Every person should ask themselves a basic question: how do I know to what it is that God is calling me? What am I to do in life to be happy? How do I apply the talents, abilities, and interests given to me? How do I put together the mosaic of feelings and sensibilities which the Lord has given me? What should I be? A doctor? A musician? A businessman? What should I do? Do missionary work at the ends of the earth? Defend my country armed with weapons? Be a volunteer in the East? How can I change my country? How do I make the world a better place? How do I live an authentic life? These and other questions too numerous to count should be answered by the youth of today in Ukraine and the world over, a world ever-changing, more fleeting, with countless global possibilities, dangers, and problems.
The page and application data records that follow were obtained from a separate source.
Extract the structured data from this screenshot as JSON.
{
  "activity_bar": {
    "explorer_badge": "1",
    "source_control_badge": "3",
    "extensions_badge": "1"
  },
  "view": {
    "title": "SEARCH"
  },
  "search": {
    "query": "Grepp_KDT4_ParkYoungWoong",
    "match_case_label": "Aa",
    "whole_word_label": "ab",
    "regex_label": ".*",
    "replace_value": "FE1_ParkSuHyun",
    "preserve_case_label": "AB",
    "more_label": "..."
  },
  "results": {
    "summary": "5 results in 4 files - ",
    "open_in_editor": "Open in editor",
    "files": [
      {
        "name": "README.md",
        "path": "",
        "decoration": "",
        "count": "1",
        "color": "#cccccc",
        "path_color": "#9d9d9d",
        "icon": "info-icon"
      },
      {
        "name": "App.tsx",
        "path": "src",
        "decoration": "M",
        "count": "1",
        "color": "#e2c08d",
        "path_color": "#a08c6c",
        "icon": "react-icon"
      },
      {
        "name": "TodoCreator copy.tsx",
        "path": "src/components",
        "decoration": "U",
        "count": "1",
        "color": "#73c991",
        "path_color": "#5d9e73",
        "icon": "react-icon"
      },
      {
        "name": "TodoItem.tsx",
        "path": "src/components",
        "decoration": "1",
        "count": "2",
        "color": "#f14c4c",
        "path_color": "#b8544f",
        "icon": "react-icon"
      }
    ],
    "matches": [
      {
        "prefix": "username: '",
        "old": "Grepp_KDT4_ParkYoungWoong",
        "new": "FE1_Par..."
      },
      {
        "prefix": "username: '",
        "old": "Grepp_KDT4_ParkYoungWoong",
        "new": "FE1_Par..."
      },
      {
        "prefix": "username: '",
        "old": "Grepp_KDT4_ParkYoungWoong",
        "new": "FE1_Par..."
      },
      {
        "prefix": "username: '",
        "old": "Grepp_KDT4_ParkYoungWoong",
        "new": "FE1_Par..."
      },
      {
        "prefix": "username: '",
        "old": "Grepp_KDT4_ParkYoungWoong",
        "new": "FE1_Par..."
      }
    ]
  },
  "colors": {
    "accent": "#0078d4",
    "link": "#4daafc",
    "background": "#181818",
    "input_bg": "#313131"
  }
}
The world demands expecting answers, while God calls—He is the challenge that grants us our personal life vocation.
The Cross of our Lord is a symbol of the most majestic, most important victory in the history of mankind—the victory over sin and death.
Christ calls but each person should discern this call, understand their role, fulfill their specific life purpose. Christ invites but a person’s response is always personal.
Your vocation is also your response, Beloved Youth, to God’s call. Failing to find this response is to waste a life, to live not your life, to plan a life but never taste its fulfillment. Christ appeals to each one of us with these words: “I came that [you] may have life and have it abundantly” (Jn 10:10). This, the primary calling, which the Lord God directs to us, is the vocation to a fullness of life, while its realization is an individual’s response.
The task of the entire community of the Church—parents, teachings, mentors and educators—is to help a young person find his or her own response to God’s calling, to discover in oneself their God-given talents, to discern one’s vocation, written in the soul.
Discerning a vocation requires its discovery, interpretation, and choice. Without choice, that is, action, even the greatest vocation, the boldest dream, the brightest life is not possible. And choice requires courage—to respond to a call, to not fear deep waters, unpassable mountains or unknown paths, that is, difficulties, misunderstandings, and obstacles. This particularly applies to a unique vocation, which the world today drowns out, to the priestly or monastic state, as well as to the vocation to be a good father or mother.
Beloved girls and boys, have courage to respond to the challenge—to fulfill your God-given vocation! Dare to respond to the calling of Christ! Be yourselves!
Beloved girls and boys, have courage to respond to the challenge—to fulfill your God-given vocation! Dare to respond to the calling of Christ! Be yourselves! When you will understand, open up and develop your vocation, do not be afraid to stand on this path. Take responsibility upon yourselves! It is not by chance that the word “response” has the same root as “responsibility”: one cannot be quietly and inactively responsible. Trust in God, who first has trusted in you, has first loved you.
Today Christ solemnly enters into Jerusalem to fulfill His vocation to die for us so that we might have eternal life. In searching for your response, your vocation, allow Him to be close to you!
The blessing of the Lord be upon you!
Given in Kyiv
at the Patriarchal Cathedral of the Resurrection of Christ,
on Akathist Saturday, March 24, 2018 A.D.
This post is also available in: Ukrainian